* _The data_:
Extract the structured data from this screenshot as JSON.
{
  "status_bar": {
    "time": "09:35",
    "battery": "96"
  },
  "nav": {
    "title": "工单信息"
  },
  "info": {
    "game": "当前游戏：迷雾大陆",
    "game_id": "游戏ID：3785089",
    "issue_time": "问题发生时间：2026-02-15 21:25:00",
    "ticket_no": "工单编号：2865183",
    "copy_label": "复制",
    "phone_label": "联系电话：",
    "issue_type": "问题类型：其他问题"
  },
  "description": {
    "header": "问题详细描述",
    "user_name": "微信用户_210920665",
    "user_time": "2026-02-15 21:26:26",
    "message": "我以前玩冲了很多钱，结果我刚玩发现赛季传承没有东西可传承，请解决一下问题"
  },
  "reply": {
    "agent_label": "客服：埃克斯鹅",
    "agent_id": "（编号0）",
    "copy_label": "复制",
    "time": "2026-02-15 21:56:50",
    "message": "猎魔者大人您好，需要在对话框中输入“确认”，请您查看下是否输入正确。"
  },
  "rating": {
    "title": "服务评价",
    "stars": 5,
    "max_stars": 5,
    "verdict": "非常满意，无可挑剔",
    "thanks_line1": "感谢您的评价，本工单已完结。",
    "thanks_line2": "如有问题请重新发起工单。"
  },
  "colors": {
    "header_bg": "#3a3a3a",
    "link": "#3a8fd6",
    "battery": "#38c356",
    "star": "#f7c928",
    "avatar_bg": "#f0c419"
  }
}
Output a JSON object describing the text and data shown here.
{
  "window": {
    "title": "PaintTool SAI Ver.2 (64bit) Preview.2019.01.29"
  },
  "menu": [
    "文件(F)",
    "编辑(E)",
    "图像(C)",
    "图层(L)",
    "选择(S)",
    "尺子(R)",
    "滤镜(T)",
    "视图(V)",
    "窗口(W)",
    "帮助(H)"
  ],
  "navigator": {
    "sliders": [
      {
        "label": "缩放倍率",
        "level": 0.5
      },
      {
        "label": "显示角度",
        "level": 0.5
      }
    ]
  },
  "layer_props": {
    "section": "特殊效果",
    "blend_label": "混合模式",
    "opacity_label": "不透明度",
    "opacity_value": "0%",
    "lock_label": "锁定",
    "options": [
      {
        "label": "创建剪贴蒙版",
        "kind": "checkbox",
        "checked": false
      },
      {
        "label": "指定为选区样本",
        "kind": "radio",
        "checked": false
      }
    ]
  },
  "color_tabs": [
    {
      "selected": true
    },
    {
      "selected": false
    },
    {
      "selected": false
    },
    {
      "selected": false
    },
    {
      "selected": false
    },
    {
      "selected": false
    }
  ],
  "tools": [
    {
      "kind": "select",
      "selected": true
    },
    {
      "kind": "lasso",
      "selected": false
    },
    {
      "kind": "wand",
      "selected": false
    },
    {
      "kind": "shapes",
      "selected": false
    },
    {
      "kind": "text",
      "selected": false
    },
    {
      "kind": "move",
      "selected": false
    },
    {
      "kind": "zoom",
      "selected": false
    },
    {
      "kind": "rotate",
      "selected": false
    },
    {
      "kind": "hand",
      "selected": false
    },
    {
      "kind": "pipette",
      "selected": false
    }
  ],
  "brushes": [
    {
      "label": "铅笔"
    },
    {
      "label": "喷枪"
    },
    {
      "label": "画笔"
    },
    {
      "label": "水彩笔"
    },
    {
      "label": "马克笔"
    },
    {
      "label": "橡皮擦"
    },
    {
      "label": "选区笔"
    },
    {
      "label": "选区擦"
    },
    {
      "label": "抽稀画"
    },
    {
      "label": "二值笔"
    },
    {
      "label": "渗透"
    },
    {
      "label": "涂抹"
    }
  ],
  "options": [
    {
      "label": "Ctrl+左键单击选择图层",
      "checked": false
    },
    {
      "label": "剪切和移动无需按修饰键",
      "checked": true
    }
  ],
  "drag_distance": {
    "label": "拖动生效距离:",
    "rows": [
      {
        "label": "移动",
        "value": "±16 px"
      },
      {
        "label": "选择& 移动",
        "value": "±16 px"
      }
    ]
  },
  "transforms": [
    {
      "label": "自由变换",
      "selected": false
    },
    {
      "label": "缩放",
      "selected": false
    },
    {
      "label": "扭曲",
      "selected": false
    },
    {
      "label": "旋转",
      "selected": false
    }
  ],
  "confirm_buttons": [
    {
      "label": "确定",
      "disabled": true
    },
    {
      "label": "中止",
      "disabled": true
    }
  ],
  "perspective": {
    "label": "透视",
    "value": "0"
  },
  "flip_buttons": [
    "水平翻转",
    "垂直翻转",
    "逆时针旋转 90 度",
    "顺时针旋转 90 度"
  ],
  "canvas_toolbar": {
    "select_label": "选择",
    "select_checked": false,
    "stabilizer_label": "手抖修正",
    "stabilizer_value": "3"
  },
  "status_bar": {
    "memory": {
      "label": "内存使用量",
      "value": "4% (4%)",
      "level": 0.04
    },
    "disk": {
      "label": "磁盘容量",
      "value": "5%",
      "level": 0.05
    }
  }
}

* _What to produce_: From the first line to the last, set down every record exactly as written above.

* _Output for this exercise_:
Extract the structured data from this screenshot as JSON.
{
  "status_bar": {
    "time": "09:35",
    "battery": "96"
  },
  "nav": {
    "title": "工单信息"
  },
  "info": {
    "game": "当前游戏：迷雾大陆",
    "game_id": "游戏ID：3785089",
    "issue_time": "问题发生时间：2026-02-15 21:25:00",
    "ticket_no": "工单编号：2865183",
    "copy_label": "复制",
    "phone_label": "联系电话：",
    "issue_type": "问题类型：其他问题"
  },
  "description": {
    "header": "问题详细描述",
    "user_name": "微信用户_210920665",
    "user_time": "2026-02-15 21:26:26",
    "message": "我以前玩冲了很多钱，结果我刚玩发现赛季传承没有东西可传承，请解决一下问题"
  },
  "reply": {
    "agent_label": "客服：埃克斯鹅",
    "agent_id": "（编号0）",
    "copy_label": "复制",
    "time": "2026-02-15 21:56:50",
    "message": "猎魔者大人您好，需要在对话框中输入“确认”，请您查看下是否输入正确。"
  },
  "rating": {
    "title": "服务评价",
    "stars": 5,
    "max_stars": 5,
    "verdict": "非常满意，无可挑剔",
    "thanks_line1": "感谢您的评价，本工单已完结。",
    "thanks_line2": "如有问题请重新发起工单。"
  },
  "colors": {
    "header_bg": "#3a3a3a",
    "link": "#3a8fd6",
    "battery": "#38c356",
    "star": "#f7c928",
    "avatar_bg": "#f0c419"
  }
}
Output a JSON object describing the text and data shown here.
{
  "window": {
    "title": "PaintTool SAI Ver.2 (64bit) Preview.2019.01.29"
  },
  "menu": [
    "文件(F)",
    "编辑(E)",
    "图像(C)",
    "图层(L)",
    "选择(S)",
    "尺子(R)",
    "滤镜(T)",
    "视图(V)",
    "窗口(W)",
    "帮助(H)"
  ],
  "navigator": {
    "sliders": [
      {
        "label": "缩放倍率",
        "level": 0.5
      },
      {
        "label": "显示角度",
        "level": 0.5
      }
    ]
  },
  "layer_props": {
    "section": "特殊效果",
    "blend_label": "混合模式",
    "opacity_label": "不透明度",
    "opacity_value": "0%",
    "lock_label": "锁定",
    "options": [
      {
        "label": "创建剪贴蒙版",
        "kind": "checkbox",
        "checked": false
      },
      {
        "label": "指定为选区样本",
        "kind": "radio",
        "checked": false
      }
    ]
  },
  "color_tabs": [
    {
      "selected": true
    },
    {
      "selected": false
    },
    {
      "selected": false
    },
    {
      "selected": false
    },
    {
      "selected": false
    },
    {
      "selected": false
    }
  ],
  "tools": [
    {
      "kind": "select",
      "selected": true
    },
    {
      "kind": "lasso",
      "selected": false
    },
    {
      "kind": "wand",
      "selected": false
    },
    {
      "kind": "shapes",
      "selected": false
    },
    {
      "kind": "text",
      "selected": false
    },
    {
      "kind": "move",
      "selected": false
    },
    {
      "kind": "zoom",
      "selected": false
    },
    {
      "kind": "rotate",
      "selected": false
    },
    {
      "kind": "hand",
      "selected": false
    },
    {
      "kind": "pipette",
      "selected": false
    }
  ],
  "brushes": [
    {
      "label": "铅笔"
    },
    {
      "label": "喷枪"
    },
    {
      "label": "画笔"
    },
    {
      "label": "水彩笔"
    },
    {
      "label": "马克笔"
    },
    {
      "label": "橡皮擦"
    },
    {
      "label": "选区笔"
    },
    {
      "label": "选区擦"
    },
    {
      "label": "抽稀画"
    },
    {
      "label": "二值笔"
    },
    {
      "label": "渗透"
    },
    {
      "label": "涂抹"
    }
  ],
  "options": [
    {
      "label": "Ctrl+左键单击选择图层",
      "checked": false
    },
    {
      "label": "剪切和移动无需按修饰键",
      "checked": true
    }
  ],
  "drag_distance": {
    "label": "拖动生效距离:",
    "rows": [
      {
        "label": "移动",
        "value": "±16 px"
      },
      {
        "label": "选择& 移动",
        "value": "±16 px"
      }
    ]
  },
  "transforms": [
    {
      "label": "自由变换",
      "selected": false
    },
    {
      "label": "缩放",
      "selected": false
    },
    {
      "label": "扭曲",
      "selected": false
    },
    {
      "label": "旋转",
      "selected": false
    }
  ],
  "confirm_buttons": [
    {
      "label": "确定",
      "disabled": true
    },
    {
      "label": "中止",
      "disabled": true
    }
  ],
  "perspective": {
    "label": "透视",
    "value": "0"
  },
  "flip_buttons": [
    "水平翻转",
    "垂直翻转",
    "逆时针旋转 90 度",
    "顺时针旋转 90 度"
  ],
  "canvas_toolbar": {
    "select_label": "选择",
    "select_checked": false,
    "stabilizer_label": "手抖修正",
    "stabilizer_value": "3"
  },
  "status_bar": {
    "memory": {
      "label": "内存使用量",
      "value": "4% (4%)",
      "level": 0.04
    },
    "disk": {
      "label": "磁盘容量",
      "value": "5%",
      "level": 0.05
    }
  }
}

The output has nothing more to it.